What are the green infrastructure and water management opportunities within the London Infrastructure Plan 2050?

Reposted from Ricardo-AEA blog - originally published 9 December 2014

Cities are key to sustainable development and the Greater London Authority’s (GLA) consultation on a London Infrastructure 2050 plan provides an opportunity for this world city to provide a leading role. I love living in London, however travelling throughout the world I see many approaches that we can adopt. This would help London meet the challenges of population growth (the city’s population is set to grow 37% to 11.3 million people by 2050) and climate change, adapting to and mitigating against threats such as flooding.

Green Infrastructure – a water sensitive city
I was introduced to this concept in Melbourne Australia and promoted it through work in Wales and now through work internationally. The transition to water sensitive cities is supported through the delivery of Water Sensitive Urban Design (WSUD).

WSUD is the process of planning and engineering the built environment through urban design to integrate with water-cycle management to help manage stormwater, prevent flooding and improve water quality. This provides multi-functional blue and green infrastructure that can deliver a wider range of benefits and link to broader funding opportunities.
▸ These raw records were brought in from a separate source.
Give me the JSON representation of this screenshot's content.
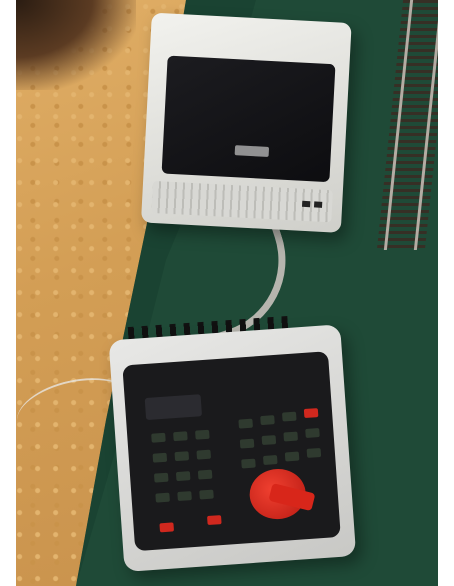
{
  "scene": {
    "kind": "photo",
    "central_station_label": "",
    "handset_brand_label": "",
    "colors": {
      "floor": "#d6a25a",
      "board": "#1f4a37",
      "device_body": "#e8e8e6",
      "screen": "#121216",
      "knob": "#d8261a"
    }
  }
}
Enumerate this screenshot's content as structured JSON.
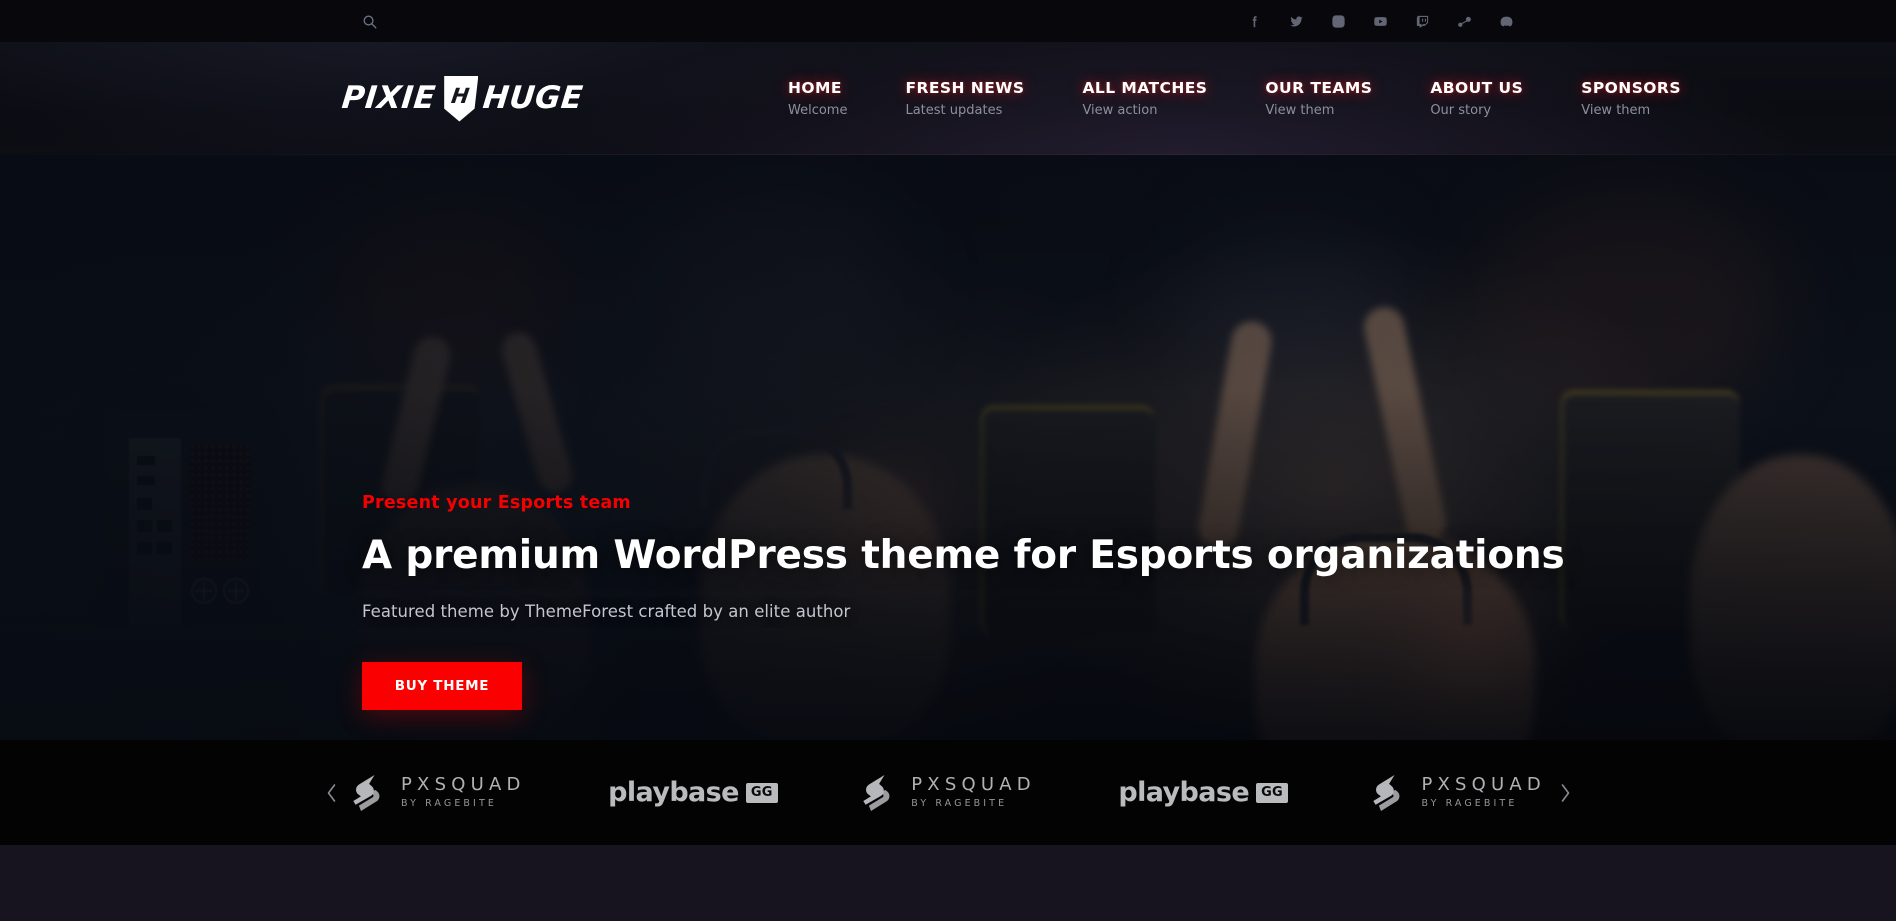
{
  "topbar": {
    "search_icon": "search-icon",
    "social": [
      {
        "name": "facebook",
        "label": "Facebook"
      },
      {
        "name": "twitter",
        "label": "Twitter"
      },
      {
        "name": "instagram",
        "label": "Instagram"
      },
      {
        "name": "youtube",
        "label": "YouTube"
      },
      {
        "name": "twitch",
        "label": "Twitch"
      },
      {
        "name": "steam",
        "label": "Steam"
      },
      {
        "name": "discord",
        "label": "Discord"
      }
    ]
  },
  "header": {
    "logo": {
      "first": "PIXIE",
      "mark": "H",
      "second": "HUGE"
    },
    "nav": [
      {
        "label": "HOME",
        "sub": "Welcome"
      },
      {
        "label": "FRESH NEWS",
        "sub": "Latest updates"
      },
      {
        "label": "ALL MATCHES",
        "sub": "View action"
      },
      {
        "label": "OUR TEAMS",
        "sub": "View them"
      },
      {
        "label": "ABOUT US",
        "sub": "Our story"
      },
      {
        "label": "SPONSORS",
        "sub": "View them"
      }
    ]
  },
  "hero": {
    "eyebrow": "Present your Esports team",
    "title": "A premium WordPress theme for Esports organizations",
    "subtitle": "Featured theme by ThemeForest crafted by an elite author",
    "cta_label": "BUY THEME"
  },
  "sponsors": {
    "prev_icon": "chevron-left-icon",
    "next_icon": "chevron-right-icon",
    "items": [
      {
        "type": "pxsquad",
        "name": "PXSQUAD",
        "tagline": "BY RAGEBITE"
      },
      {
        "type": "playbase",
        "name": "playbase",
        "badge": "GG"
      },
      {
        "type": "pxsquad",
        "name": "PXSQUAD",
        "tagline": "BY RAGEBITE"
      },
      {
        "type": "playbase",
        "name": "playbase",
        "badge": "GG"
      },
      {
        "type": "pxsquad",
        "name": "PXSQUAD",
        "tagline": "BY RAGEBITE"
      }
    ]
  },
  "colors": {
    "accent_red": "#fa0000",
    "topbar_bg": "#08080c",
    "header_bg": "#0d0d14",
    "sponsors_bg": "#030304",
    "bottom_bg": "#17141f"
  }
}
Green roof in London (Photo Aaron Burton)

GLA and the London Infrastructure Development board can support a transition to a water sensitive city. The proposed Green Infrastructure Task Force will provide an essential focus point for developing evidence and delivery of green infrastructure in London.

Based on international experience and some of my work in the UK I’ve suggested key issues that need to be considered, including:

  • Partnerships and funding – developing the business case for green infrastructure: based on our work for Greater Lincolnshire Local Enterprise Partnership, business cases are essential to enabling more integrated water management. This should include mapping homes and business that would benefits (e.g. from flood defences) and a wider assessment of costs and benefits.
  • Capacity building – transitioning to a water sensitive city: based on international experience actions can range from supporting trusted and reliable research to providing strategic funding and demonstration projects. Also the experience in France (see my previous blog) suggests the need to change how green infrastructure maintenance is considered when there are multiple benefits. If sustainable drainage systems (SuDS) are managed within planning as planned by Defra, there is a role for GLA to support capacity and best practice in local authorities.
  • Landscape ecology approaches – considering the city within wider systems. My colleague Richard Smithers is chair of the International Association for Landscape Ecology and has commented that “much thought on developing sustainable cities currently seems to be focused on socio-economic solutions with biodiversity pushed to the side-lines (see his blog). Green infrastructure tends to be based on site-centred or city-centred thinking”. Sustainable cities need to consider impact and dependencies more broadly and examples of wider catchment strategies as in the city of New York Watershed can be applied in London.

Water Management
 The London infrastructure plan and consultation and supporting reports set out key actions as well as the major limitations of the current regulatory and delivery model for water supply. From as early as 2016 Thames Water projects a deficit (demand greater than supply) rising to 10% by 2025 and 21% by 2040.

I believe there are several additional options that could help manage the expected deficit in water supply include:

  • Developing improved indicators and targets for water efficiency
  • Water efficiency support to business and SMEs in London
  • Supporting integration of water efficiency into energy retrofit and social housing refurbishment programmes
  • Improved water resources planning approaches
  • Analysing costs and benefits of water efficiency versus capital projects, including alternative water sources

Beyond the London Infrastructure Plan 2050 consultation
 Ricardo-AEA was asked by GLA to provide a consultation response on Green Infrastructure and Water Management issues. The full response is available online. In this blog I have summarised some of the main issues. We plan to work with the GLA, Defra, Environment Agency, water companies and other key stakeholders to provide the evidence as well as innovative approaches that are required to deliver sustainable infrastructure in London to 2050.

By identifying how to turn London in to a water sensitive city, we can take steps that will help the city develop sustainably up to 2050 and beyond. This isn’t just about tackling challenges such as population growth and climate change but also about enhancing the liveability of London. Water sensitive cities benefit from improved water quality, reduced urban heat island effect and improve general wellbeing thanks to more integrated sustainable drainage, water reuse and landscape features.


Popular posts from this blog

Water use in Tokyo

Communicating Drought

Walking the WSUD way in Melbourne